When I was a little girl, my parents were gods. They could do everything, they knew everything, they made everything better, they could fix just about everything, and they also had the ability to upset me more than anyone else in the world - being sent to my room, being smacked (because it was the 80s and it was okay to smack back then. Hec, it was even okay for other parents to smack other people's kids if they were being rotten!), being told no, being made to eat all my veggies.
Then when I was a teenager, there was nobody more dorky than my parents. My dad didn't help himself through this period because he wore safari suits to work every day. I kid you not! I squirmed when I was trapped in the car with my mum because she'd take the opportunity of my inability to escape to talk to me about the birds and the bees, and periods and boobs, boys and bras and all things that this 12-year-old hated talking to her mother about! That was what Dolly magazine and best friends were for! Many-a-time I hoped the car seat would open up and swallow me to make the awkwardness end! My parents didn't understand me, they had no idea what I was going through and I just wanted them to stop talking to me!
Then, in my early 20s, I started to appreciate my parents - my mum, especially. I started to realise just how hard my mum worked raising me, my two sisters and brother. I remembered with new appreciation of the times mum stayed up late baking patty cakes for some random school event the next day. Or how hard it must have been for her to get out of bed every morning, probably exhausted and wishing for two hours more sleep, to come and wake us up, always smiling and happy to see us. The regular phone calls, endless love and hugs. And she did it just about single-handedly while my dad worked every second he could. In my 20s, and coming into my later 20s, I realised how blessed I was to have my mum as my mum.

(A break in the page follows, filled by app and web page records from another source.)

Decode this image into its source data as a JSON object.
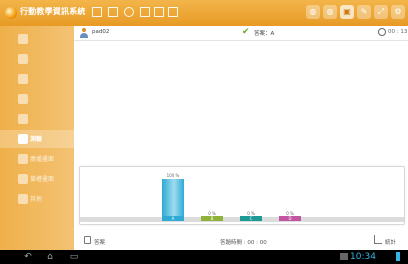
{
  "app": {
    "title": "行動教學資訊系統",
    "toolbar_icons": [
      "grid-icon",
      "list-icon",
      "refresh-icon",
      "document-icon",
      "document-icon",
      "list-icon"
    ],
    "right_icons": [
      "globe-icon",
      "globe-icon",
      "camera-icon",
      "chat-icon",
      "fullscreen-icon",
      "settings-icon"
    ],
    "active_right_index": 2
  },
  "sidebar": {
    "items": [
      {
        "label": "",
        "icon": "person-icon"
      },
      {
        "label": "",
        "icon": "person-icon"
      },
      {
        "label": "",
        "icon": "person-icon"
      },
      {
        "label": "",
        "icon": "line-icon"
      },
      {
        "label": "",
        "icon": "edit-icon"
      },
      {
        "label": "測驗",
        "icon": "menu-icon",
        "selected": true
      },
      {
        "label": "廣播畫面",
        "icon": "broadcast-icon"
      },
      {
        "label": "搶權畫面",
        "icon": "hand-icon"
      },
      {
        "label": "其他",
        "icon": "person-icon"
      }
    ]
  },
  "main": {
    "user_name": "pad02",
    "answer_text": "答案：A",
    "time_text": "00 : 13"
  },
  "chart_data": {
    "type": "bar",
    "categories": [
      "A",
      "B",
      "C",
      "D"
    ],
    "values": [
      100,
      10,
      10,
      10
    ],
    "value_labels": [
      "100 %",
      "0 %",
      "0 %",
      "0 %"
    ],
    "colors": [
      "#2eaad4",
      "#8fb339",
      "#1d9a96",
      "#c2559f"
    ]
  },
  "footer": {
    "answer_label": "答案",
    "elapsed_label": "答題時間 : 00 : 00",
    "stats_label": "統計"
  },
  "statusbar": {
    "clock": "10:34"
  }
}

Now, as a mum of my own, I'm seeing my mum in another new light. She's human. She made mistakes because she was making motherhood up as she went along, as we all do! As I am now. She lost her temper; she put her foot in it and said things she probably instantly regretted; she got upset; she got frustrated; she didn't have all the answers. But she absolutely did the best she could. She's amazing! I love spending time with my mum, unlike my teenage self. I love talking to her and just "hanging out" together. I know my time is precious with her.
And I also realise that my daughter probably won't realise these things about me until she's a mum herself. She'll think I'm wonderful and amazing while she's little. As a teenager she'll probably go through a phase of not wanting me to meet her at the school gate and wait for her at a respectable distance. I'll be dorky and totally unfashionable in her eyes. Then she'll probably mellow out and like me again in her early 20s and get to know me a bit better. But when she's a mum, I hope she will realise, as I did about my mum, that I'm human, I love her more than my own life, and that I'm doing the very best I can, every day - even when I get frustrated, am over-tired, put my foot in it, get angry or frustrated. Because I'm only human.